→ **TASK INSTRUCTIONS**
The answer must consist of every line in the data that contains "Warfare".

(EXERCISE DATA Opens)

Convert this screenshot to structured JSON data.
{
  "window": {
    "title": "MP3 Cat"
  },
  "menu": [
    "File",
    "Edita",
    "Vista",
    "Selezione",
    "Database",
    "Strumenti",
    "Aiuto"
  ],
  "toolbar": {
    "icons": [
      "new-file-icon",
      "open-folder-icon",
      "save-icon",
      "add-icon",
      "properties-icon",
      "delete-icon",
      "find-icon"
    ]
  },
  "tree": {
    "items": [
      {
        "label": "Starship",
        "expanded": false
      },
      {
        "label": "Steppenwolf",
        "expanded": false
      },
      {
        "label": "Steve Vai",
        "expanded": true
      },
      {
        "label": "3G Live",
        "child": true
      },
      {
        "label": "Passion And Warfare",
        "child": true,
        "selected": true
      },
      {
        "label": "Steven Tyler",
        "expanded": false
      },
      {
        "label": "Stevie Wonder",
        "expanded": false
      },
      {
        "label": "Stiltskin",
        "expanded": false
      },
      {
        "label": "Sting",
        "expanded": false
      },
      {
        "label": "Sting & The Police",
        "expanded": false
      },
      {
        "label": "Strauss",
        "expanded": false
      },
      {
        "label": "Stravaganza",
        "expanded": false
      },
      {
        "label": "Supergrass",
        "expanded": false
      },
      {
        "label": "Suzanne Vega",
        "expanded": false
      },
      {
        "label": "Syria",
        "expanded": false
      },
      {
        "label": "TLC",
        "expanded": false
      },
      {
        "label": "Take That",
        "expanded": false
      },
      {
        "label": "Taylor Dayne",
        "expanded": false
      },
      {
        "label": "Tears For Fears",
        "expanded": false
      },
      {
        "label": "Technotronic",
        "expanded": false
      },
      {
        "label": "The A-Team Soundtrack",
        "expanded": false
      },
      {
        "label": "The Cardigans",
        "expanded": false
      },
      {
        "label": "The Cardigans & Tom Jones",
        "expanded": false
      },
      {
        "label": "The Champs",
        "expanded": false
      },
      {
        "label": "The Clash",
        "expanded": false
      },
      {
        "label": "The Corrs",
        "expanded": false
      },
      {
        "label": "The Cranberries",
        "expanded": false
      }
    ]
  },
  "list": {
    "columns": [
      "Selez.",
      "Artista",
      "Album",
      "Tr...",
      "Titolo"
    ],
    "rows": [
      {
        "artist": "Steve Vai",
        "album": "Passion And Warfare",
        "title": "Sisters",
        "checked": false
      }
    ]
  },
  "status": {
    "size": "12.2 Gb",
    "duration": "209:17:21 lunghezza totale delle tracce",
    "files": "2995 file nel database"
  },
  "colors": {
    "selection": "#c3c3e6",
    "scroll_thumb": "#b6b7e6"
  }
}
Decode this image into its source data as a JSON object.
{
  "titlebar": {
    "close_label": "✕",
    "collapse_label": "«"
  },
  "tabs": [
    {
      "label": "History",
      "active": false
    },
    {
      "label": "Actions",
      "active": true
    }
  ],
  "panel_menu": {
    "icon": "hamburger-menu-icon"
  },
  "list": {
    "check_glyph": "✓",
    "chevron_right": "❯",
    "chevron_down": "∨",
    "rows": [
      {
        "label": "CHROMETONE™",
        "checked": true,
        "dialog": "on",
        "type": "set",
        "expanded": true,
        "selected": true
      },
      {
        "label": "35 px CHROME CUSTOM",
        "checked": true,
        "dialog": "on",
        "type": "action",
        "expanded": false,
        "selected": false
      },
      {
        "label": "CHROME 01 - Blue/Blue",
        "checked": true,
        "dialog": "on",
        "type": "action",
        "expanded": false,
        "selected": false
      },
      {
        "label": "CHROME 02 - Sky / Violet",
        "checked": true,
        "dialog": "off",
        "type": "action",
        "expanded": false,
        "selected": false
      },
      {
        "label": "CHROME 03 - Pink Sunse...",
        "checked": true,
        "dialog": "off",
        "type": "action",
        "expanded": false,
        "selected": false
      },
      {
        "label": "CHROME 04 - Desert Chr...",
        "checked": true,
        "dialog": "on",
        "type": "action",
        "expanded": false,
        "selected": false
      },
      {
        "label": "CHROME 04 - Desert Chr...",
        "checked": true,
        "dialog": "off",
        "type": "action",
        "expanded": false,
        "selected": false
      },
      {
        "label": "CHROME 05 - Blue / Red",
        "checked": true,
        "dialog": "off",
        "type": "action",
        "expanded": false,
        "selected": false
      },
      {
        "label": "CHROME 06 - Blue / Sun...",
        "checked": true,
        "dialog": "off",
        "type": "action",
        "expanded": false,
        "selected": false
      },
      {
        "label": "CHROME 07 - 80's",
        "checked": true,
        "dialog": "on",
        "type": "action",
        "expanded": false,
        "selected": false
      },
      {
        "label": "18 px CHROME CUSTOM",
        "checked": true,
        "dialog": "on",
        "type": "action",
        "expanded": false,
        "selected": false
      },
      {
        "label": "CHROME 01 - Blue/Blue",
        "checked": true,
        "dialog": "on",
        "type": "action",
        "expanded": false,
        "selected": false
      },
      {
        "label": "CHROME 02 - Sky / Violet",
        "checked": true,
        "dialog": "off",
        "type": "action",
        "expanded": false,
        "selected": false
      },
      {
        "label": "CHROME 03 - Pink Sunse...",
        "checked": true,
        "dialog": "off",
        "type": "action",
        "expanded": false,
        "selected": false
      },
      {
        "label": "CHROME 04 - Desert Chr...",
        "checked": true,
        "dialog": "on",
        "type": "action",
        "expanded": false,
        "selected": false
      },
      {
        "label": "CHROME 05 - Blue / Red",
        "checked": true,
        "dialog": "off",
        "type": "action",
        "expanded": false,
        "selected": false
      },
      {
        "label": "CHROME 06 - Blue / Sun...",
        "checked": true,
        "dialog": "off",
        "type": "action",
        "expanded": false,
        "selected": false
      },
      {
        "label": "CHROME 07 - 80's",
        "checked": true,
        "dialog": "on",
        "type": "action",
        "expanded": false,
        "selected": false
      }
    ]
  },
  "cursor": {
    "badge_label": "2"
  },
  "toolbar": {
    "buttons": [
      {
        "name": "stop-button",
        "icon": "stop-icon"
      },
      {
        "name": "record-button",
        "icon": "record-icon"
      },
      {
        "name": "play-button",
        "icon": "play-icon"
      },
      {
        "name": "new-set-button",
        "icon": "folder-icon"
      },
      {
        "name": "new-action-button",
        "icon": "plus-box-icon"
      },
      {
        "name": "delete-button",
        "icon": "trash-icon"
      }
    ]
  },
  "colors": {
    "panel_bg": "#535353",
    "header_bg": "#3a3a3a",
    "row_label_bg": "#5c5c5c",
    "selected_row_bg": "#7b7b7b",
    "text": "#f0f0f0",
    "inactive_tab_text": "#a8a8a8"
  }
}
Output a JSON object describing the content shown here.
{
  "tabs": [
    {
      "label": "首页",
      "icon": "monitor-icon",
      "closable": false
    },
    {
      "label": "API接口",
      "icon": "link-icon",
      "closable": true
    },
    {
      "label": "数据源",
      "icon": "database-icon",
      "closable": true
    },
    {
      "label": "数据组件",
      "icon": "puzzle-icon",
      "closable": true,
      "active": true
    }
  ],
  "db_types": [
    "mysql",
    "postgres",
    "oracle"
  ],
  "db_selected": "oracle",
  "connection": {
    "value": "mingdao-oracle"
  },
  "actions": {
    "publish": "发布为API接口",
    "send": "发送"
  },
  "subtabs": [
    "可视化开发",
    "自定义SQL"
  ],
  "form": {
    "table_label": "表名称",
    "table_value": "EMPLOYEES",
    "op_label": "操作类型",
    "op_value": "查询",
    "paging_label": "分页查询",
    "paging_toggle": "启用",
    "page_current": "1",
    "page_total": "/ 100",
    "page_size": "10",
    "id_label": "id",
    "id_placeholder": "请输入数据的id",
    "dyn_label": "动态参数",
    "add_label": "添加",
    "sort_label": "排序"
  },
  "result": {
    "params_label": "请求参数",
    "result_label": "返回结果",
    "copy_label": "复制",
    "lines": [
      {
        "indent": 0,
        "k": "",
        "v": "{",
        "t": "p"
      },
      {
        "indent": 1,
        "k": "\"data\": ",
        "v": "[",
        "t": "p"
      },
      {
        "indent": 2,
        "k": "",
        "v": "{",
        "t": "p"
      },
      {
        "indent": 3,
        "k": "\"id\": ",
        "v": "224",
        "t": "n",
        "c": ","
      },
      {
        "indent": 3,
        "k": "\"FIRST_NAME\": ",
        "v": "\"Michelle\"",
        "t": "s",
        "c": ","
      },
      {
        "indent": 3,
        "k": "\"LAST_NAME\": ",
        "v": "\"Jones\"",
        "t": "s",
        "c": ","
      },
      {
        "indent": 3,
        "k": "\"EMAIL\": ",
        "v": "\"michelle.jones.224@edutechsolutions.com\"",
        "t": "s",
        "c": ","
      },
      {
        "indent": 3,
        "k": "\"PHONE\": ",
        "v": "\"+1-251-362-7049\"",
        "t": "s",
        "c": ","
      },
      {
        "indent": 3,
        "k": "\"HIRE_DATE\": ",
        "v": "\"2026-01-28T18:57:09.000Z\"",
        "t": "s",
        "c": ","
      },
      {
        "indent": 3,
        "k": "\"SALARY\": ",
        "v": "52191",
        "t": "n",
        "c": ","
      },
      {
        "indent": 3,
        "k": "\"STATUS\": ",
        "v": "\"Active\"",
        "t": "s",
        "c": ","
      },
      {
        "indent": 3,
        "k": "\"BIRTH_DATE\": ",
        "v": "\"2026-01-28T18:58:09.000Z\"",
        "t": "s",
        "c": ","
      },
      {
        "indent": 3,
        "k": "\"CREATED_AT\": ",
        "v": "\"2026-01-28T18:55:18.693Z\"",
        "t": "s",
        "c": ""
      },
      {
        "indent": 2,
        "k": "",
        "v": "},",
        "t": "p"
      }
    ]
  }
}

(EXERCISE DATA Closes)

→ **ANSWER AREA**
        "label": "Passion And Warfare",
        "album": "Passion And Warfare",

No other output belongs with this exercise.